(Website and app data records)

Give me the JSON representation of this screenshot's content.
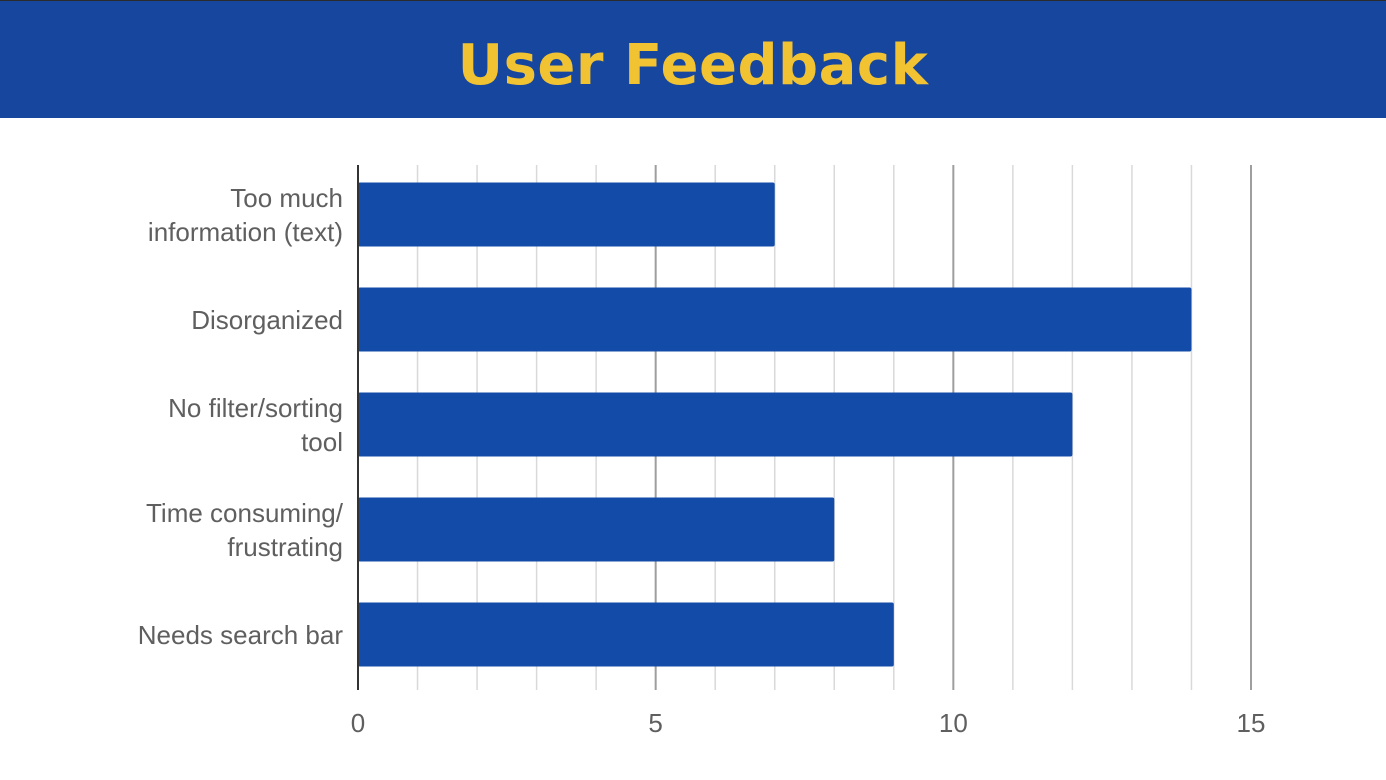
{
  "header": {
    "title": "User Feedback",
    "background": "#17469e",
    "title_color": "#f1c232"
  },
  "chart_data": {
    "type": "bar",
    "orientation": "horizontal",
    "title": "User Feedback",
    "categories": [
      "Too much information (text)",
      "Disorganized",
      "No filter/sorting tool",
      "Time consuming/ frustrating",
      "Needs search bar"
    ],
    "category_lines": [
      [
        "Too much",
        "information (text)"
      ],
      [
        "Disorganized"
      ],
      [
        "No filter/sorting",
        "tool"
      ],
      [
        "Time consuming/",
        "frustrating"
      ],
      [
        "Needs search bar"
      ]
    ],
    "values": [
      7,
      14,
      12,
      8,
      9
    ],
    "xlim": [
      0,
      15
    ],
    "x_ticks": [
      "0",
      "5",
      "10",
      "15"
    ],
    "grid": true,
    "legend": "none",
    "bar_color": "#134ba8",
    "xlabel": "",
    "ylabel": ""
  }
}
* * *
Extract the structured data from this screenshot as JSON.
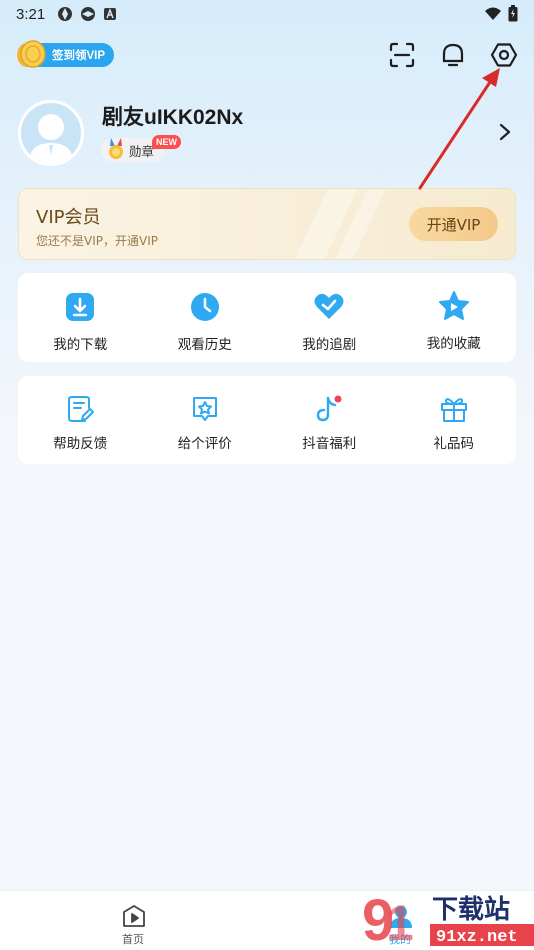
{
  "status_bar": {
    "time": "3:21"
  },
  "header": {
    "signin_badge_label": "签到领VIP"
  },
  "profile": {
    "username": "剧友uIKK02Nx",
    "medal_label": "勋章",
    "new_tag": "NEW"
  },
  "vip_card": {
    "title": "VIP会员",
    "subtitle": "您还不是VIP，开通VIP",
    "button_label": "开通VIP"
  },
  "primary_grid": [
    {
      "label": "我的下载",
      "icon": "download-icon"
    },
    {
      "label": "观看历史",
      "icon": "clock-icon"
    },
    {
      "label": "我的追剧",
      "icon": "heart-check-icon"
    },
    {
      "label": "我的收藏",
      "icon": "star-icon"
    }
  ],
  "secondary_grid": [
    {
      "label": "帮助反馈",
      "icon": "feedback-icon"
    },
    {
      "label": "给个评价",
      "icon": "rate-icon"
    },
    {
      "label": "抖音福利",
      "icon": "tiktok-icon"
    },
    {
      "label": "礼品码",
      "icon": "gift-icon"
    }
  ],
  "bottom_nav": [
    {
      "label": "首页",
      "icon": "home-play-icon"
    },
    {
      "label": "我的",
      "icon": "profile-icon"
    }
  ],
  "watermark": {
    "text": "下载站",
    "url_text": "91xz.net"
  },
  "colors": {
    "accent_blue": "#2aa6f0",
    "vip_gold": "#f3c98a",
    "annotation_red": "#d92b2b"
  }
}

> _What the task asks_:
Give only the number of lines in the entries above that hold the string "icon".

> _Solution to the exercise_:
10